▶ [WHAT TO PRODUCE]:
Once the records have been read, set every one down as it stands.

Page and application data records
━━━━━━━━

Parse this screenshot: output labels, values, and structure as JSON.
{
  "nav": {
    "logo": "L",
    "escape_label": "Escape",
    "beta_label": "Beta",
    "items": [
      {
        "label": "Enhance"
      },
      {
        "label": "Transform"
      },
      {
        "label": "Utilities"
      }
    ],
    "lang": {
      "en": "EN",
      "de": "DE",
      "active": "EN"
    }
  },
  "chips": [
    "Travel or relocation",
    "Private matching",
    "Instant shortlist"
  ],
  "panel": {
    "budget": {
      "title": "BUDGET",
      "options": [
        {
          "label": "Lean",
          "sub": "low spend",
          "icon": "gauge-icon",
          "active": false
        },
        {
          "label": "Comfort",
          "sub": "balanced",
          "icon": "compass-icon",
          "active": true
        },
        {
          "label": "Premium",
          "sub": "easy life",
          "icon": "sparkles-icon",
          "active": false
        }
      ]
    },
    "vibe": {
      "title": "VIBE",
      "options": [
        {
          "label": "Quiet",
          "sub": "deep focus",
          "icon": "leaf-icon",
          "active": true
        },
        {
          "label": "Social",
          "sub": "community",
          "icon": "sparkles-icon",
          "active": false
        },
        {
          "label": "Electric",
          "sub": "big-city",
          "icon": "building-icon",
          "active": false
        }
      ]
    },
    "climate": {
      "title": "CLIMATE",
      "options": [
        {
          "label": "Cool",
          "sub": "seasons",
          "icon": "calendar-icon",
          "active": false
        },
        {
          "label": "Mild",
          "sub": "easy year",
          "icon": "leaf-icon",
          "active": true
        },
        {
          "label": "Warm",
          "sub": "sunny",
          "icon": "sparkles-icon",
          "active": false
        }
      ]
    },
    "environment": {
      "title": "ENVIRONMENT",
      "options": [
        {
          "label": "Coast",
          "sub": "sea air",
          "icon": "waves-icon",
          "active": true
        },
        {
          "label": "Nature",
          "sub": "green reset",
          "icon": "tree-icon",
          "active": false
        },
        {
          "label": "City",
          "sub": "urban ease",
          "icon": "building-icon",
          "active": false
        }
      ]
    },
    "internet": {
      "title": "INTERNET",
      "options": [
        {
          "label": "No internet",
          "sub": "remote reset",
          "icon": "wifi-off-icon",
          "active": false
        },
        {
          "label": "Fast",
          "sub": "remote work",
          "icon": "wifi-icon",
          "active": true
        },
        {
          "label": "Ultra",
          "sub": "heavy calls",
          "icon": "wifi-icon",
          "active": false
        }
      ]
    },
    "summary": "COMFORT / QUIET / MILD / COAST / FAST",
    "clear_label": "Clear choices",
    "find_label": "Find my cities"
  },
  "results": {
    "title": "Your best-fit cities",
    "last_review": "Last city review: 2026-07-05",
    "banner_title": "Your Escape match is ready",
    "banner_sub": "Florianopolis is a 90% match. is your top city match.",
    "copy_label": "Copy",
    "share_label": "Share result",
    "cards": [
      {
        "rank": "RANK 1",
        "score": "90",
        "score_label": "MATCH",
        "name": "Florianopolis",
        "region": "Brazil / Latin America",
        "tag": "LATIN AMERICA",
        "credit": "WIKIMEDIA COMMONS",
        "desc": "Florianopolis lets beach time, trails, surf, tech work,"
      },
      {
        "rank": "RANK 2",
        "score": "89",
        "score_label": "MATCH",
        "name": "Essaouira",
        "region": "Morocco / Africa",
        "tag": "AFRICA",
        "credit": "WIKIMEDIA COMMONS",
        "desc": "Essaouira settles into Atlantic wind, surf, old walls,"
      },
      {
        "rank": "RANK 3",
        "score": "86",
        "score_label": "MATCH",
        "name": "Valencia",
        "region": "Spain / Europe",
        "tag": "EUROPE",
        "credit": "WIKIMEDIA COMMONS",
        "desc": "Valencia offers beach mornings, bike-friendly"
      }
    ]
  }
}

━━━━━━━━

▶ [ANSWER TO THE PROBLEM]:
Parse this screenshot: output labels, values, and structure as JSON.
{
  "nav": {
    "logo": "L",
    "escape_label": "Escape",
    "beta_label": "Beta",
    "items": [
      {
        "label": "Enhance"
      },
      {
        "label": "Transform"
      },
      {
        "label": "Utilities"
      }
    ],
    "lang": {
      "en": "EN",
      "de": "DE",
      "active": "EN"
    }
  },
  "chips": [
    "Travel or relocation",
    "Private matching",
    "Instant shortlist"
  ],
  "panel": {
    "budget": {
      "title": "BUDGET",
      "options": [
        {
          "label": "Lean",
          "sub": "low spend",
          "icon": "gauge-icon",
          "active": false
        },
        {
          "label": "Comfort",
          "sub": "balanced",
          "icon": "compass-icon",
          "active": true
        },
        {
          "label": "Premium",
          "sub": "easy life",
          "icon": "sparkles-icon",
          "active": false
        }
      ]
    },
    "vibe": {
      "title": "VIBE",
      "options": [
        {
          "label": "Quiet",
          "sub": "deep focus",
          "icon": "leaf-icon",
          "active": true
        },
        {
          "label": "Social",
          "sub": "community",
          "icon": "sparkles-icon",
          "active": false
        },
        {
          "label": "Electric",
          "sub": "big-city",
          "icon": "building-icon",
          "active": false
        }
      ]
    },
    "climate": {
      "title": "CLIMATE",
      "options": [
        {
          "label": "Cool",
          "sub": "seasons",
          "icon": "calendar-icon",
          "active": false
        },
        {
          "label": "Mild",
          "sub": "easy year",
          "icon": "leaf-icon",
          "active": true
        },
        {
          "label": "Warm",
          "sub": "sunny",
          "icon": "sparkles-icon",
          "active": false
        }
      ]
    },
    "environment": {
      "title": "ENVIRONMENT",
      "options": [
        {
          "label": "Coast",
          "sub": "sea air",
          "icon": "waves-icon",
          "active": true
        },
        {
          "label": "Nature",
          "sub": "green reset",
          "icon": "tree-icon",
          "active": false
        },
        {
          "label": "City",
          "sub": "urban ease",
          "icon": "building-icon",
          "active": false
        }
      ]
    },
    "internet": {
      "title": "INTERNET",
      "options": [
        {
          "label": "No internet",
          "sub": "remote reset",
          "icon": "wifi-off-icon",
          "active": false
        },
        {
          "label": "Fast",
          "sub": "remote work",
          "icon": "wifi-icon",
          "active": true
        },
        {
          "label": "Ultra",
          "sub": "heavy calls",
          "icon": "wifi-icon",
          "active": false
        }
      ]
    },
    "summary": "COMFORT / QUIET / MILD / COAST / FAST",
    "clear_label": "Clear choices",
    "find_label": "Find my cities"
  },
  "results": {
    "title": "Your best-fit cities",
    "last_review": "Last city review: 2026-07-05",
    "banner_title": "Your Escape match is ready",
    "banner_sub": "Florianopolis is a 90% match. is your top city match.",
    "copy_label": "Copy",
    "share_label": "Share result",
    "cards": [
      {
        "rank": "RANK 1",
        "score": "90",
        "score_label": "MATCH",
        "name": "Florianopolis",
        "region": "Brazil / Latin America",
        "tag": "LATIN AMERICA",
        "credit": "WIKIMEDIA COMMONS",
        "desc": "Florianopolis lets beach time, trails, surf, tech work,"
      },
      {
        "rank": "RANK 2",
        "score": "89",
        "score_label": "MATCH",
        "name": "Essaouira",
        "region": "Morocco / Africa",
        "tag": "AFRICA",
        "credit": "WIKIMEDIA COMMONS",
        "desc": "Essaouira settles into Atlantic wind, surf, old walls,"
      },
      {
        "rank": "RANK 3",
        "score": "86",
        "score_label": "MATCH",
        "name": "Valencia",
        "region": "Spain / Europe",
        "tag": "EUROPE",
        "credit": "WIKIMEDIA COMMONS",
        "desc": "Valencia offers beach mornings, bike-friendly"
      }
    ]
  }
}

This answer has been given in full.